___ Available records

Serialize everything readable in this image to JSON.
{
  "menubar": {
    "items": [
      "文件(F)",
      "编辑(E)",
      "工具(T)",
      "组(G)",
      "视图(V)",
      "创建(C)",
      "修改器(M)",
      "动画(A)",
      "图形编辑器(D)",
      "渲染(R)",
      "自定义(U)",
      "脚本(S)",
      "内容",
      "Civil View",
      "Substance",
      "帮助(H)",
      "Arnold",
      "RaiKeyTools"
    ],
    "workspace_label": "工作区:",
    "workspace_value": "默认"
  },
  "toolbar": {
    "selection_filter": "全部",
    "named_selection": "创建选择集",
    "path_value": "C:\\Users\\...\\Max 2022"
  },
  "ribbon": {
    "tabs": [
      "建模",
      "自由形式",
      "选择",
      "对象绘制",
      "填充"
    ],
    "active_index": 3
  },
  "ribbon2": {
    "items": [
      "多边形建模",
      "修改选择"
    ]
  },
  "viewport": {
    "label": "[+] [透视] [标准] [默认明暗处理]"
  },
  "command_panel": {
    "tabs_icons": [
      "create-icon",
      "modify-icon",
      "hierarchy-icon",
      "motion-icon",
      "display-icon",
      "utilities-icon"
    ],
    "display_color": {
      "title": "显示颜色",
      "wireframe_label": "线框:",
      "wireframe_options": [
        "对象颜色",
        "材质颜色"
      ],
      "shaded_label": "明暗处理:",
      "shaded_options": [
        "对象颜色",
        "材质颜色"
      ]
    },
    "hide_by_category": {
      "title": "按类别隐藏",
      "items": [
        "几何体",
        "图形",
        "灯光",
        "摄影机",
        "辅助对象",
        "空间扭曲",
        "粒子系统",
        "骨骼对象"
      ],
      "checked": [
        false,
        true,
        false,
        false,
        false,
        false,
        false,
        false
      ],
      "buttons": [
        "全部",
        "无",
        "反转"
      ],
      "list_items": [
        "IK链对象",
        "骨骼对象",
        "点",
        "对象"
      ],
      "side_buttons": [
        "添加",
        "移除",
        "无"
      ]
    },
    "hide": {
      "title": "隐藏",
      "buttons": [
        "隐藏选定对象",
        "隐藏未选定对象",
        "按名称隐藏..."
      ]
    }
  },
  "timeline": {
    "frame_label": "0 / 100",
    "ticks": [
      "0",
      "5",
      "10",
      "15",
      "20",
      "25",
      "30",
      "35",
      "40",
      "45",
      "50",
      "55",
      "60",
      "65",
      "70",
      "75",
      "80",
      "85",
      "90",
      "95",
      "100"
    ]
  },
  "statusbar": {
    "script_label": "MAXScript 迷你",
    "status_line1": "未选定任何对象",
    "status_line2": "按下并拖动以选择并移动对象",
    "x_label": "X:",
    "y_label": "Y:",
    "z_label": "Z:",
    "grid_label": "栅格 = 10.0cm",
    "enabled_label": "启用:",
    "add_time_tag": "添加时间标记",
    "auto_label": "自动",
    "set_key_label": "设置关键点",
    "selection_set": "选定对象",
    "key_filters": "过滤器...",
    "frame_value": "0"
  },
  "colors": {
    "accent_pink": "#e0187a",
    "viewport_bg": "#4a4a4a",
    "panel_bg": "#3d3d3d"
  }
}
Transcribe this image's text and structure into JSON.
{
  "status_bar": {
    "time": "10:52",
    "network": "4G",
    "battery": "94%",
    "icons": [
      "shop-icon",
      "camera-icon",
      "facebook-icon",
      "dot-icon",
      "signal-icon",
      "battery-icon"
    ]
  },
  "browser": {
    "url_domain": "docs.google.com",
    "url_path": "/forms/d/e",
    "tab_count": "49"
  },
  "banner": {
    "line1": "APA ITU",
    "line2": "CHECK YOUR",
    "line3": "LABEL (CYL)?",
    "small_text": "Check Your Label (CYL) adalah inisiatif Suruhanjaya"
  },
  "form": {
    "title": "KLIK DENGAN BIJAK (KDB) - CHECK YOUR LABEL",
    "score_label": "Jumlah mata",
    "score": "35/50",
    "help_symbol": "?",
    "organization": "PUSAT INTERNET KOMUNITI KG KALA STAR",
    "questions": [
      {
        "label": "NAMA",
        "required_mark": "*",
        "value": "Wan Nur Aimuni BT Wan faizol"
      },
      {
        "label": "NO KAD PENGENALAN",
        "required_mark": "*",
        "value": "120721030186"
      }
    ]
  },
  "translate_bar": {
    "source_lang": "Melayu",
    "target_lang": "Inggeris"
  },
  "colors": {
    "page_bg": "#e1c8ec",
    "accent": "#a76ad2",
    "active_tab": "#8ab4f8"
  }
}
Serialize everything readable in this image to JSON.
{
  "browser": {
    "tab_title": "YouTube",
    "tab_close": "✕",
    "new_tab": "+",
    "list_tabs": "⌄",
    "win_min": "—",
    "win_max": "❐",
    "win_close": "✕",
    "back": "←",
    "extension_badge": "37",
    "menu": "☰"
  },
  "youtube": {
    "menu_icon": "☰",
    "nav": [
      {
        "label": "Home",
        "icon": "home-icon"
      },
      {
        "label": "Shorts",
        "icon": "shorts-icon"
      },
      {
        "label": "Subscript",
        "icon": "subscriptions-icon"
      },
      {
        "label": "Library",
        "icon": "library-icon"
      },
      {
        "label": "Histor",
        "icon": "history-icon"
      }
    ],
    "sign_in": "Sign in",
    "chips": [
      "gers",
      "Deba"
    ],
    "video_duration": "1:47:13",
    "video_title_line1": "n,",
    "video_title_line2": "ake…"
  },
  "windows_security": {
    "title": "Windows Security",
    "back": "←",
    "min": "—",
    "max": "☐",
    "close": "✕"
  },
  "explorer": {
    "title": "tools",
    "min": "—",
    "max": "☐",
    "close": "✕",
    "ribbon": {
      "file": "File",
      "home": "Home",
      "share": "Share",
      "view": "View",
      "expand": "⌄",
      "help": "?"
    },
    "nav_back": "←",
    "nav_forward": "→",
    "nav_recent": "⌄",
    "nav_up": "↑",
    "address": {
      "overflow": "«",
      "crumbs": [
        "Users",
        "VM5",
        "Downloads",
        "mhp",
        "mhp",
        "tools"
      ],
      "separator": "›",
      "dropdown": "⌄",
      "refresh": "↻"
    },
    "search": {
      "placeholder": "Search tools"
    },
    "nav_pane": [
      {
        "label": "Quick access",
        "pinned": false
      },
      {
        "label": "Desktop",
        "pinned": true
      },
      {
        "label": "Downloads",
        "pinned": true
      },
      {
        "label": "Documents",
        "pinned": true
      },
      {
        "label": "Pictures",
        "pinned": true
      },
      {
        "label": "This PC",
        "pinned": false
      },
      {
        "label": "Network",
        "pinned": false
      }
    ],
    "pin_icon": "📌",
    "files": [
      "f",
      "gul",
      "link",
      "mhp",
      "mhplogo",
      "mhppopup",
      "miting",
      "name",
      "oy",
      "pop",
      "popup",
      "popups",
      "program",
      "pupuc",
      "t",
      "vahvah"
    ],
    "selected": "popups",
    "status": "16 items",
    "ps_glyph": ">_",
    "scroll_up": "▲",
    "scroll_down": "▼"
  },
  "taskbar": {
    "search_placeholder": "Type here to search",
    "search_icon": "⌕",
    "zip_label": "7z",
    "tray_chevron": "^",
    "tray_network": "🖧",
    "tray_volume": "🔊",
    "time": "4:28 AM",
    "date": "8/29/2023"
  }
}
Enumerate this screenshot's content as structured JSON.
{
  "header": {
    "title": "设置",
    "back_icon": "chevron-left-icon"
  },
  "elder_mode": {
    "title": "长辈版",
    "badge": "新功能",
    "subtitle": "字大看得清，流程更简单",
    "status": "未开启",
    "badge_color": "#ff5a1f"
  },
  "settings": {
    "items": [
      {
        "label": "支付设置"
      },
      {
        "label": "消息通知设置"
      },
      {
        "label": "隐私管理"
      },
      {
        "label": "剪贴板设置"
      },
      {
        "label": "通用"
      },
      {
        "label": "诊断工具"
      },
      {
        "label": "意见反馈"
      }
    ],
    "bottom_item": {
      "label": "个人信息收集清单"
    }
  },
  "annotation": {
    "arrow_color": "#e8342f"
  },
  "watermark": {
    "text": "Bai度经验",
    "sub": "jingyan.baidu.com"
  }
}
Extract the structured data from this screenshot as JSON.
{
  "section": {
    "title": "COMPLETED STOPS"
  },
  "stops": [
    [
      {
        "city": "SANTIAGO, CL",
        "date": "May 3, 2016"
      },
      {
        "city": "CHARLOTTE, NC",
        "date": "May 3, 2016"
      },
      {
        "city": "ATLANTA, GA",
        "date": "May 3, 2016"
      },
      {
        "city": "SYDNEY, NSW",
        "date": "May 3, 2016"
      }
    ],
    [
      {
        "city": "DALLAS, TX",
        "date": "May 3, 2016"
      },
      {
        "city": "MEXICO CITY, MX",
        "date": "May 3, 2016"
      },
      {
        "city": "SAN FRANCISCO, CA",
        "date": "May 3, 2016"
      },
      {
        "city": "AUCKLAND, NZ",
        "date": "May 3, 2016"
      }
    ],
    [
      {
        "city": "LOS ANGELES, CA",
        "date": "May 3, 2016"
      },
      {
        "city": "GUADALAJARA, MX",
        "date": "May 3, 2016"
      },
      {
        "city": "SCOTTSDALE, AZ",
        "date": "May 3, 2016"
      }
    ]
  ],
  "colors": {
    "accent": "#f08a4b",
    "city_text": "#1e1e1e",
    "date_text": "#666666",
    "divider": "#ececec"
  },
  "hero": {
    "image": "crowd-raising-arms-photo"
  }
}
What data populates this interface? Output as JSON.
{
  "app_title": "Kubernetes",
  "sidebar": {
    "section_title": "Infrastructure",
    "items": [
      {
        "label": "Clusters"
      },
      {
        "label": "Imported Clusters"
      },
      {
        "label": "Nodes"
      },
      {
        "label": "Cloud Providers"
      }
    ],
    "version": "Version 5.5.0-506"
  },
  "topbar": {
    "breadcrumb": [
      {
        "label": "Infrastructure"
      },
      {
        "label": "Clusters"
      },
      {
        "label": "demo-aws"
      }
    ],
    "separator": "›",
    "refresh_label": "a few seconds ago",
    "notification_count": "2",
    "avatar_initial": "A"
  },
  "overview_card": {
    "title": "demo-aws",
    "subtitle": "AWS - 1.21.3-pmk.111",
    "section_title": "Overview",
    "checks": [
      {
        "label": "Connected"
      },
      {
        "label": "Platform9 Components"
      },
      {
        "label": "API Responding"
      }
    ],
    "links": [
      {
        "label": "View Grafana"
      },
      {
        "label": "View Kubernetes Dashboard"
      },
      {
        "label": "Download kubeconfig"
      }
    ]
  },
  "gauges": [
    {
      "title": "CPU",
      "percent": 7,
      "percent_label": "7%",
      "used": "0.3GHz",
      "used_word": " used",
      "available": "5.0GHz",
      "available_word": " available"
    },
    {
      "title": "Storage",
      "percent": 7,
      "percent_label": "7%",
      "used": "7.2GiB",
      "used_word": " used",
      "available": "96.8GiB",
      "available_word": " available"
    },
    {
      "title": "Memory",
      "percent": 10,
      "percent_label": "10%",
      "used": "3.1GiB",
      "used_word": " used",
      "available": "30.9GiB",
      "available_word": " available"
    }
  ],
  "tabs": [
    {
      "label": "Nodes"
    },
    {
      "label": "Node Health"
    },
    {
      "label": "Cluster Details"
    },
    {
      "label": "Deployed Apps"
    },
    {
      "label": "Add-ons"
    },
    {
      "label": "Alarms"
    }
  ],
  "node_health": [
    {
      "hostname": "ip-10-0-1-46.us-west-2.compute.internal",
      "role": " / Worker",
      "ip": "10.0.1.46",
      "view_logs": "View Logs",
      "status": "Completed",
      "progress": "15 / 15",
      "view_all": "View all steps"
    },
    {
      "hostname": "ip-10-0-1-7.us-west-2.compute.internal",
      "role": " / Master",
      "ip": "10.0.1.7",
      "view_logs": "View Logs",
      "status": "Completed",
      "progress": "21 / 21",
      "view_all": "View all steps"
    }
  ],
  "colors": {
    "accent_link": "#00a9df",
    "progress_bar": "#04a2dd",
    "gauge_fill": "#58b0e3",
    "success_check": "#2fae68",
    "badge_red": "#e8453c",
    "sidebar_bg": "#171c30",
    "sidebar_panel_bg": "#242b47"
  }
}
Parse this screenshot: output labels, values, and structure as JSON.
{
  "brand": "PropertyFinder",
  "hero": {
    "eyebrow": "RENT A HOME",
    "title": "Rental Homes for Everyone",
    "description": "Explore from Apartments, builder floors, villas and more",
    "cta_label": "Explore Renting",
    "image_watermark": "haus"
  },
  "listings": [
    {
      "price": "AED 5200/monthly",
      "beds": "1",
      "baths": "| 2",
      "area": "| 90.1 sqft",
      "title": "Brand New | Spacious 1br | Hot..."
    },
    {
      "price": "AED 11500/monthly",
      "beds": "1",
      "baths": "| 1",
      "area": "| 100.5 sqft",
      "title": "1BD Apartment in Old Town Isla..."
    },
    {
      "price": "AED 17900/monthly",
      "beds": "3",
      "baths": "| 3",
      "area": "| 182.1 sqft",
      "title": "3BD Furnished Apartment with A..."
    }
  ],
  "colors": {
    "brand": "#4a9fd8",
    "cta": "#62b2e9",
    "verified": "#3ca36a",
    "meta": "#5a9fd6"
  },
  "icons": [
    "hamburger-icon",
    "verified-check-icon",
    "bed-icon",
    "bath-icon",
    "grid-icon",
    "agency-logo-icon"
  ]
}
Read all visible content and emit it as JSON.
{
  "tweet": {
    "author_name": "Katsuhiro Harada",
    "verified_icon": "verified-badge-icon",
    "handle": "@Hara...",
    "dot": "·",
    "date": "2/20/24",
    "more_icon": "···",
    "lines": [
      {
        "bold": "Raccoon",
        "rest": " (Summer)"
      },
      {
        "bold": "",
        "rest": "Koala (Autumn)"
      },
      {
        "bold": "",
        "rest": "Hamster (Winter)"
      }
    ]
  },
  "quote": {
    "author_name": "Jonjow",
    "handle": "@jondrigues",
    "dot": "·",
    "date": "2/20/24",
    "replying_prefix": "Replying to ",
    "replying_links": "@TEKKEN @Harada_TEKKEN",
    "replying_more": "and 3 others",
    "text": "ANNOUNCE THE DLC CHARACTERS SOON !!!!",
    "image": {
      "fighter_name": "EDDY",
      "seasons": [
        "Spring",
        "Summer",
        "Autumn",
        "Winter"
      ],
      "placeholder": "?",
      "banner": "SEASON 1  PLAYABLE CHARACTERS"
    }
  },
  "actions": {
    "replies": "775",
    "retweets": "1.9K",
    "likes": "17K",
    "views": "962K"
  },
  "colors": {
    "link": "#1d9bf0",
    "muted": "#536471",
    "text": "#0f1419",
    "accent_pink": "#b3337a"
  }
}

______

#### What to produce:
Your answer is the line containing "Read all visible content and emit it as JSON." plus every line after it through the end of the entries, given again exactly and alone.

#### Answer to the problem:
Read all visible content and emit it as JSON.
{
  "tweet": {
    "author_name": "Katsuhiro Harada",
    "verified_icon": "verified-badge-icon",
    "handle": "@Hara...",
    "dot": "·",
    "date": "2/20/24",
    "more_icon": "···",
    "lines": [
      {
        "bold": "Raccoon",
        "rest": " (Summer)"
      },
      {
        "bold": "",
        "rest": "Koala (Autumn)"
      },
      {
        "bold": "",
        "rest": "Hamster (Winter)"
      }
    ]
  },
  "quote": {
    "author_name": "Jonjow",
    "handle": "@jondrigues",
    "dot": "·",
    "date": "2/20/24",
    "replying_prefix": "Replying to ",
    "replying_links": "@TEKKEN @Harada_TEKKEN",
    "replying_more": "and 3 others",
    "text": "ANNOUNCE THE DLC CHARACTERS SOON !!!!",
    "image": {
      "fighter_name": "EDDY",
      "seasons": [
        "Spring",
        "Summer",
        "Autumn",
        "Winter"
      ],
      "placeholder": "?",
      "banner": "SEASON 1  PLAYABLE CHARACTERS"
    }
  },
  "actions": {
    "replies": "775",
    "retweets": "1.9K",
    "likes": "17K",
    "views": "962K"
  },
  "colors": {
    "link": "#1d9bf0",
    "muted": "#536471",
    "text": "#0f1419",
    "accent_pink": "#b3337a"
  }
}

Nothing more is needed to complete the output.